Since my most recent performance on March 11th, I’ve reflected on questions that have long inspired me: What human qualities are exalted by great music? What vital impulse makes some music truly GREAT, or even timeless? What is the meaning of music when all is lost, and how long can we go without it?
Recently, these have led to more ominous questions: What is lost in our music if live-streaming substitutes for live performance? What role will these digital imitations play when we are able to perform for folks in venues again?
And I must ask:
What do listeners miss out on if we do not give them the opportunity to yearn for powerful musical experiences…that feeling of the instruments and energies resonating through the room into their bodies? Furthermore, what growth do musicians miss out on by grasping at digital straws rather than owning our solitude and developing ourselves alone in a room, like we did before we were established professionals? Reveling in sound, first and foremost.
This prudent advice is extended to musicians and music-lovers, equally: Rather than settle for a simulacrum of live performance, I invite you to direct your attention to the life-affirming essence of creative music. For the time being, we need look no further than recordings from the master musicians.
Try this: Slow down and let the music envelop you. Pay attention. Revel in the power of music, rather than relegating it into the background of other activities. We need to listen deeply and gratefully, with the music front-and-center, not in the background. Hint: Turn off your phone, close your laptop, shut your eyes, and delight in the sensory bliss that is this music. You will not be disappointed!
Musicians have long celebrated solitude as vital to our artistic development. Let’s take this opportunity to nurture our PERSONAL SOUND, with greater compassion, in the privacy of our homes. Whenever we’re compelled to address our instruments, let’s proceed with curiosity, maybe even exploring sounds that could sabotage a restaurant gig. It’s possible that exploring outside of the melody-harmony-rhythm grid might express the truth where things ARE right now. Think of this as a creative “reset” button…let the MUSIC play YOU.

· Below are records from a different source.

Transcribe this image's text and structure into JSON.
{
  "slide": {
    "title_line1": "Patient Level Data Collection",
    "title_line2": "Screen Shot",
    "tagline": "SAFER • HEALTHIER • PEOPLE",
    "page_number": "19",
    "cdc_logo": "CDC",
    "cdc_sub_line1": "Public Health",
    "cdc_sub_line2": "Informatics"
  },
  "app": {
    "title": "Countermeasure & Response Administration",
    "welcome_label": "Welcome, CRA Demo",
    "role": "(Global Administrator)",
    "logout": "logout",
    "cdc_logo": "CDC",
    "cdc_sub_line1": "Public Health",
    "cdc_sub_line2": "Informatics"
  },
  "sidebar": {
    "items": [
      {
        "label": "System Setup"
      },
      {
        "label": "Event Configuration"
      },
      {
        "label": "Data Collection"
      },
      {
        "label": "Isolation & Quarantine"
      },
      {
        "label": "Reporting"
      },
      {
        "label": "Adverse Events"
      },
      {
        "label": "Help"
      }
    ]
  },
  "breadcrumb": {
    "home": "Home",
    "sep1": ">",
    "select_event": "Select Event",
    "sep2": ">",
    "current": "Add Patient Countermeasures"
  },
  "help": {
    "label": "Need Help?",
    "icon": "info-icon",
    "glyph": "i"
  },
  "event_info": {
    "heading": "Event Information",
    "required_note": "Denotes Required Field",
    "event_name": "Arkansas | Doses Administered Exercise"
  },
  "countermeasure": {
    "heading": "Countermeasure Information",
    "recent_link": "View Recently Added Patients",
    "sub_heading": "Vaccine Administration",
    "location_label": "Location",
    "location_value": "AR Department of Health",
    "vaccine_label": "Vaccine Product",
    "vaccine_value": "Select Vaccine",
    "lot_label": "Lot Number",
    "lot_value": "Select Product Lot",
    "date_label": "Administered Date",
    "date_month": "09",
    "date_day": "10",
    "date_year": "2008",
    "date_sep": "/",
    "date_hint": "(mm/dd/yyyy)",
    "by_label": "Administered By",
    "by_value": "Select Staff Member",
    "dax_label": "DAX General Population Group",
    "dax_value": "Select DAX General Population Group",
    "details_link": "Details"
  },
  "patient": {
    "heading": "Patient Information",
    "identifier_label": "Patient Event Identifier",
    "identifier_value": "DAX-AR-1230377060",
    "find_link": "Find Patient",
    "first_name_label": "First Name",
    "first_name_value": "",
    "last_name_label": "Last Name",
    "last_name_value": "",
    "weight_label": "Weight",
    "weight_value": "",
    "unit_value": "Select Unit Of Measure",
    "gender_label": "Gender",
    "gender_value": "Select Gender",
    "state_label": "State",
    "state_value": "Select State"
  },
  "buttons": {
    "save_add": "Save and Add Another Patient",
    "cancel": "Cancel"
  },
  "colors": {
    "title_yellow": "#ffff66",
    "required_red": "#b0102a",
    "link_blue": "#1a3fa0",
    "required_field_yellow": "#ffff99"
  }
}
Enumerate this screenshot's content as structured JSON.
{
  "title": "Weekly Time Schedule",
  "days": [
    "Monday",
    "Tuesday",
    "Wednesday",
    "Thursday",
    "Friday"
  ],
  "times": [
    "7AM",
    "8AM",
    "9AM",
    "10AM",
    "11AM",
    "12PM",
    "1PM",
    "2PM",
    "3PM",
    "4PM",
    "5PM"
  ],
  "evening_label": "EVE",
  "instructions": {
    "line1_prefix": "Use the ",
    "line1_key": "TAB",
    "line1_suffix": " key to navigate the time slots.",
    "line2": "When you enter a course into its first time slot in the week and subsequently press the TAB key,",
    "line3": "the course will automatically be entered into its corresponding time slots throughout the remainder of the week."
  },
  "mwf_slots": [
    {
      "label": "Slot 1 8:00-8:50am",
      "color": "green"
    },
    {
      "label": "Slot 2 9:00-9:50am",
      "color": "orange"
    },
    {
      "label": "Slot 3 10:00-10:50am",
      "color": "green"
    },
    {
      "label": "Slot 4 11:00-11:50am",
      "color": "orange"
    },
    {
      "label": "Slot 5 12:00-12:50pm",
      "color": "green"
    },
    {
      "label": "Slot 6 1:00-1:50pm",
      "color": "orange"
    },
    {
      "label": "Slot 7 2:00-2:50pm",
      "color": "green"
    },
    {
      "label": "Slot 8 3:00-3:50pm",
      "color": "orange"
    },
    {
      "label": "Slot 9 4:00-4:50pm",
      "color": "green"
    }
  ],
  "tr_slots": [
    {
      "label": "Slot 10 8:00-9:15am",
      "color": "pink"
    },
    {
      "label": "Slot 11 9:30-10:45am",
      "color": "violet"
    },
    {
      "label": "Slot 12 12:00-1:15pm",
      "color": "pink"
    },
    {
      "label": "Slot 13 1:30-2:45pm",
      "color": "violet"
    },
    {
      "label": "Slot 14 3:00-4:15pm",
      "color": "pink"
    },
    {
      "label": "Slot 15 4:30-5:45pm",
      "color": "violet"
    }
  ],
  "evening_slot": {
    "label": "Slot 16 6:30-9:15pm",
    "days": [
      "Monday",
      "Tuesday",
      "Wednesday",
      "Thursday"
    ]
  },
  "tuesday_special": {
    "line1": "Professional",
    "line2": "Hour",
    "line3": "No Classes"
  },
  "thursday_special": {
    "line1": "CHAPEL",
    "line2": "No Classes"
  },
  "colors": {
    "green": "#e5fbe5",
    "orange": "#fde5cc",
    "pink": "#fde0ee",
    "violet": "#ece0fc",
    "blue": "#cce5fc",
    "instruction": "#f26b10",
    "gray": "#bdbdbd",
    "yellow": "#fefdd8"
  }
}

Whatever you work on, please play, practice, and listen from a deep NEED for the music. When the opportunity to perform for live audiences arises again, what joy might you have to share? Revel in the lush and malleable sounds you are so fortunate to make every day! What a gift!
Last question: What might thrive in each musician’s inner gardens if we stop pulling at every sonic “weed” and choose to nurture whatever wants to grow? These inner wildflowers are the seeds of one’s own personal SOUND. The music we make can only become deeper and richer as a result of doing this kind of digging. Musicians deserve time for that kind of artistic development to unfold, and so does our audience. Contrary to a call for productivity — this is a call to simply listen within and bring our deepest sound-in-potential to the surface. It takes time. Time that we now have.
This worldwide “solidarity in solitude” invites both musicians and listeners to reconnect with the universal healing energy of music. Only a rejuvenated and widespread enchantment with the creative process might deliver us through this experience with a deeper appreciation of the true gifts of music. This makes the music better than ever. Music for LIFE’S sake.
I eagerly await the opportunity to offer concert experiences that will celebrate these gifts with a deeper appreciation for their potency than ever before. Until then, stay safe, and enjoy the music.
[Photo Derrick Michaels – by Efrain Ribeiro]
Derrick Michaels is a Baltimore-based tenor saxophonist, composer, concert presenter and educator. A former student in Towson University’s jazz studies program, he is a frequent performer in Baltimore, especially noted for his 2020 concert series, “A Posture of Possibility” at An die Musik–creative forays into the realm of free improvisation with the likes of Ellery Eskelin, Susan Alcorn, Michael Formanek, Dave Ballou, John Dierker, Zach Swanson, Eric Kennedy, Mike Kuhl, Jon Seligman, Theljon Allen, Alex Weber, Jeff Reed, Phil Cunneff, Ben Frock, Chris Pumphrey, & many more. As he states on his website, ‘My mission as a performer and curator is to illuminate the infinite possibilities that unfold within improvised music.
For more about Music in the Time of Coronavirus see David Crandall’s article Word from the Digital Frontier.